By the way, the river waters were not suitable for swimming. The water was murky, thick, and full of seaweed and sand lifted from the bed by river currents. However, the beaches themselves were clean and had soft, yellow sand that the boys adored so much. Equipped with sticks, spades, and toys, Michael Jr and Robert could play at the beach for hours.
There were always lots of people at the shore. Locals like coming here to sunbathe, do sports, or just relax and chat.
We often saw Argentinian tourists there. As for other foreigners, there are only a few of them in the city.
The Rambla waterfront, a huge road connecting the city centre with distant districts, stretches along the river. There’s a vast pedestrian zone near the roadway, and we could walk along it for hours. Locals like jogging and doing sports here, while youth has fun roller-skating and skateboarding.
There are one-day tours from the Montevideo port to the Isla de Lobos that managed to get the status of a national nature reserve. The shore of the small, rocky piece of ground—the island is 1.2 km long and less than 800 m wide—is crowned with a 59-metre lighthouse built by the Spanish in the 19th century. It is the tallest lighthouse in Uruguay.
The name of the place is translated as ‘the island of wolves’, although these predators don’t live in the nature park. But the ones that do live here are the world’s largest colony of South American sea lions and fur seals. These charming sea animals attract many tourists here, who go on a tour around Lobos to see them.
Centre of Montevideo
While Buenos Aires has entire districts made up of old European-style buildings, it seemed to us that in Montevideo, no one cared about preserving the historical heritage or trying to make the city more attractive to tourists. The capital certainly has beautiful buildings, but they are mainly a few dwelling houses. As for colonial constructions, they are concentrated in the central part of Montevideo.
The capital’s oldest square is La Plaza de la Constitución (Constitution Square), where the Montevideo fortress was built in the 18th century.

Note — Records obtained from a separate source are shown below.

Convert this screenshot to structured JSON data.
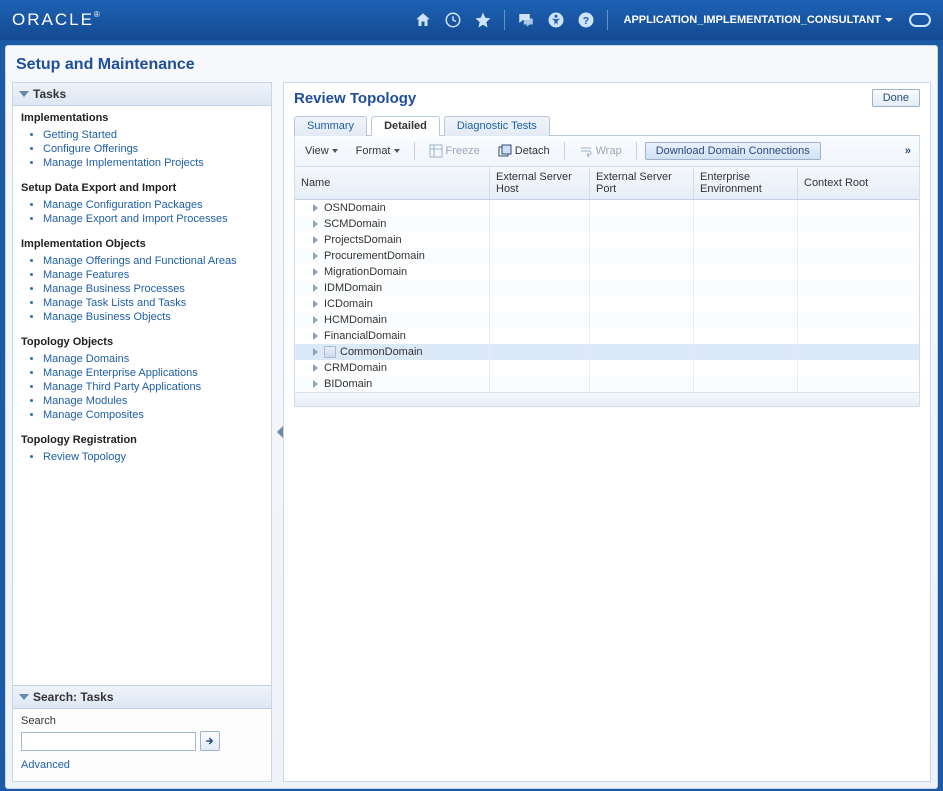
{
  "header": {
    "logo": "ORACLE",
    "user_label": "APPLICATION_IMPLEMENTATION_CONSULTANT"
  },
  "page": {
    "title": "Setup and Maintenance"
  },
  "sidebar": {
    "tasks_header": "Tasks",
    "sections": [
      {
        "title": "Implementations",
        "items": [
          "Getting Started",
          "Configure Offerings",
          "Manage Implementation Projects"
        ]
      },
      {
        "title": "Setup Data Export and Import",
        "items": [
          "Manage Configuration Packages",
          "Manage Export and Import Processes"
        ]
      },
      {
        "title": "Implementation Objects",
        "items": [
          "Manage Offerings and Functional Areas",
          "Manage Features",
          "Manage Business Processes",
          "Manage Task Lists and Tasks",
          "Manage Business Objects"
        ]
      },
      {
        "title": "Topology Objects",
        "items": [
          "Manage Domains",
          "Manage Enterprise Applications",
          "Manage Third Party Applications",
          "Manage Modules",
          "Manage Composites"
        ]
      },
      {
        "title": "Topology Registration",
        "items": [
          "Review Topology"
        ]
      }
    ],
    "search_header": "Search: Tasks",
    "search_label": "Search",
    "search_value": "",
    "advanced_label": "Advanced"
  },
  "main": {
    "title": "Review Topology",
    "done_label": "Done",
    "tabs": [
      "Summary",
      "Detailed",
      "Diagnostic Tests"
    ],
    "active_tab_index": 1,
    "toolbar": {
      "view": "View",
      "format": "Format",
      "freeze": "Freeze",
      "detach": "Detach",
      "wrap": "Wrap",
      "download": "Download Domain Connections"
    },
    "columns": [
      "Name",
      "External Server Host",
      "External Server Port",
      "Enterprise Environment",
      "Context Root"
    ],
    "rows": [
      {
        "name": "OSNDomain",
        "selected": false
      },
      {
        "name": "SCMDomain",
        "selected": false
      },
      {
        "name": "ProjectsDomain",
        "selected": false
      },
      {
        "name": "ProcurementDomain",
        "selected": false
      },
      {
        "name": "MigrationDomain",
        "selected": false
      },
      {
        "name": "IDMDomain",
        "selected": false
      },
      {
        "name": "ICDomain",
        "selected": false
      },
      {
        "name": "HCMDomain",
        "selected": false
      },
      {
        "name": "FinancialDomain",
        "selected": false
      },
      {
        "name": "CommonDomain",
        "selected": true
      },
      {
        "name": "CRMDomain",
        "selected": false
      },
      {
        "name": "BIDomain",
        "selected": false
      }
    ]
  }
}
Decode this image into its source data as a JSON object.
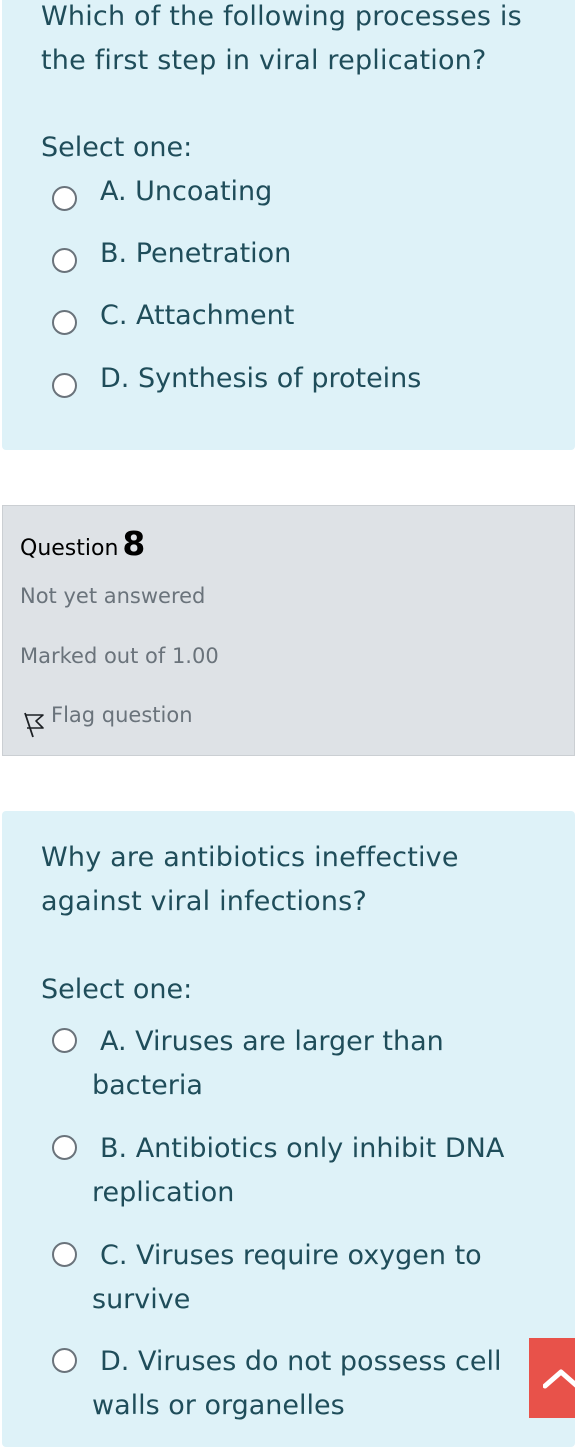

Nowadays, the square is a cosy place planted with trees, resembling a small park. The walkways crossing the square lead to an elegant fountain, decorated with sculptures of angels, and the Metropolitan Cathedral, a huge neoclassic construction built in the early 19th century.
Walking further along the Sarandí pedestrian street, you can go through the gate of the old fortress and get to Independence Square, the main tourist attraction. Plaza Independencia is surrounded by interesting buildings, including the Executive Tower, the residence of the President of Uruguay.
There’s also Palacio Salva in the art deco style built in 1927. The skyscraper resembles the Palacio Barolo that we saw in Buenos Aires, which is no wonder as both buildings were designed by the same architect, Mario Palanti.
The elegant neoclassical Solís Theatre, the oldest theatre in Uruguay, is located near the square.
We found it odd that there were almost no people on the streets. While the city centre in European cities is always crowded with tourists, Montevideo’s Old Town was almost empty, although it was Sunday.
The Fountain of Lovers – one of the most romantic places in Montevideo. It is believed that lovers who hang here a lock with their initials will remain together forever. The fencing around the fountain is already completely covered with these symbols of love.
However, that let us walk along the streets unhurriedly, have a good view of all the landmarks we wanted to see, and take great photos.
Montevideo offers quite a limited choice of cultural entertainments. There are certainly interesting museums in the city, but both their size and the number of exhibits are very modest.
For instance, one day we visited the Naval Museum located near the Rambla waterfront. The local collection includes maps, photos, plans, and old documents showing the history of the Uruguayan Navy. The exhibits were interesting, but we expected more from the capital museum.